Similarly in the city of Neubrandenburg, 90 minutes north of Berlin, Müther’s 1969 Stadthalle has benefited from a recent, albeit half-hearted, renovation. Again, the city authorities have made their true intentions clear by building a large sports centre and convention hall directly opposite, cannibalising any possible events the building could now hope to attract. Completed in 1969, in time for the GDR’s 20th anniversary, the Neubrandenburg Stadthalle nods to fellow engineer Candela’s Church of San Jose Obrero in Monterrey. For years it hosted a popular live TV show broadcast across East Germany.
The closest British equivalents to Müther’s briefly fashionable Schalenbauten medium are Huddersfield’s 1970 indoor market (listed in 2004), and the John Lewis distribution centre, in Stevenage (also listed).

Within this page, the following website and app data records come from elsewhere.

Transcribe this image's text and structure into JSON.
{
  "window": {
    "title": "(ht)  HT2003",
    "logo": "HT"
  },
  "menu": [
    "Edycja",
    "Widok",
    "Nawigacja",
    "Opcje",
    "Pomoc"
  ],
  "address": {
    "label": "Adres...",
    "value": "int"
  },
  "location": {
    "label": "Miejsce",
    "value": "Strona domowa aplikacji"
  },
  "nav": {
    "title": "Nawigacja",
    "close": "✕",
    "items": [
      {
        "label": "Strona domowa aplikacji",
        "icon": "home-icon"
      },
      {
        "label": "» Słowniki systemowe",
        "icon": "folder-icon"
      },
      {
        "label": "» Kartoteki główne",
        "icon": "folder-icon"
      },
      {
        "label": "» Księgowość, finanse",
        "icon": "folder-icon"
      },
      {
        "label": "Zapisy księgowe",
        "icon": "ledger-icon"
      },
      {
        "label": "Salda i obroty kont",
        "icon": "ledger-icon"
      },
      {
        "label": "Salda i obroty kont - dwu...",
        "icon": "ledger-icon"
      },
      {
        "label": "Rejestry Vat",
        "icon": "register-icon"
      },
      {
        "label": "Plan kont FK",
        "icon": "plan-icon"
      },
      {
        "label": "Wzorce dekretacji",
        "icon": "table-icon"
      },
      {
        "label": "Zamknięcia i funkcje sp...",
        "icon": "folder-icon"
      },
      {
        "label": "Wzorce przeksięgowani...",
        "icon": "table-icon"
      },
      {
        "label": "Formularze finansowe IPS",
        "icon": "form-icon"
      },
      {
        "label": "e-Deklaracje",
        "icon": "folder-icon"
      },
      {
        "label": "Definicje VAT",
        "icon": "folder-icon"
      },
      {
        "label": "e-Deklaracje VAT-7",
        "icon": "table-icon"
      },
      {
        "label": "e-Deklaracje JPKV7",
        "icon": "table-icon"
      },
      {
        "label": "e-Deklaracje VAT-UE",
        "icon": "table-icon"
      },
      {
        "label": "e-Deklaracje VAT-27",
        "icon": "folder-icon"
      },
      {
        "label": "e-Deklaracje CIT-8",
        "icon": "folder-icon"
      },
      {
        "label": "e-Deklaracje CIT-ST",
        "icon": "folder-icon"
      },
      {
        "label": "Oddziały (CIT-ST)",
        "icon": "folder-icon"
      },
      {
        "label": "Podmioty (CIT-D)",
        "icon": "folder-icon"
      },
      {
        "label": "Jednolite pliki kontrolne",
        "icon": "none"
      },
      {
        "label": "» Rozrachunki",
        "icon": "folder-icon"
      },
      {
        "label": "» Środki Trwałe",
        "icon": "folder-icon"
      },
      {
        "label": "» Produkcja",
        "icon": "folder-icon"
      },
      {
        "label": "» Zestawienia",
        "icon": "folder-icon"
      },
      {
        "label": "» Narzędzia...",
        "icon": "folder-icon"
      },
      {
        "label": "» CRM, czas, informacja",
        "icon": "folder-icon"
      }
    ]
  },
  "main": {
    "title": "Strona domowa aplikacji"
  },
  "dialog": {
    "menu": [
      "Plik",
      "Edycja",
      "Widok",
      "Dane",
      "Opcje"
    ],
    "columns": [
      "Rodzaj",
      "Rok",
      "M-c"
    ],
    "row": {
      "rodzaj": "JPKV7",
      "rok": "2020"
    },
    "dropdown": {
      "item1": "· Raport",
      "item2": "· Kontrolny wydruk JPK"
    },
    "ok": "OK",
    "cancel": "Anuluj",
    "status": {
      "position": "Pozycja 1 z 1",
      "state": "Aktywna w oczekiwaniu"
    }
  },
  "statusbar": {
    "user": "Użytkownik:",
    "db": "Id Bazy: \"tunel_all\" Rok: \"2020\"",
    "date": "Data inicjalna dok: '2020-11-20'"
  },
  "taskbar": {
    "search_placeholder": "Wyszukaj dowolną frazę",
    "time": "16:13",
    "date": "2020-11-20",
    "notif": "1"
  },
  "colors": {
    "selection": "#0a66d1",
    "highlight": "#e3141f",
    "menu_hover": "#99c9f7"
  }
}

By the 1980s, Müther had abandoned “Doppelt Gekrümmte Beton Schalentragwerke” (twin-skinned concrete hyperbolics) for a descent into bricks and mortar. His Catholic church, also in Neubrandenburg, and the Ernst Thaelmann planetarium – still surviving in Berlin, on Prenzlauer Allee, but only clinging on by its fingertips in a city 66 billion (sic) euros in debt and funding two (Ossie and Wessie) planetariums – are superb examples of his still highly graceful touch.
I have been unable to ascertain if Müther’s 1981 Tripoli planetarium – built directly opposite Muammar Qadaffi’s main official residence – survived the 2011 Libyan uprising. If it did, it would be a sad indictment of the EU’s largest and richest state if it lets the work of one of its most uncelebrated architects die an unwarranted death-by-neglect (prompting “Is It ‘Cos I Is Ossie?” thoughts), while his desert folly for a petrodollar madman survives civil war and NATO bombardment.
All photographs from Ulrich Müther Shell Structures, by Rahel Lämmler and Michael Wagner (Niggli, 2011)
Matt Tempest and Katja Bechmann
Restaurant Teepott (Teapot), Warnemünde, 1968 (image: Dominic Ott)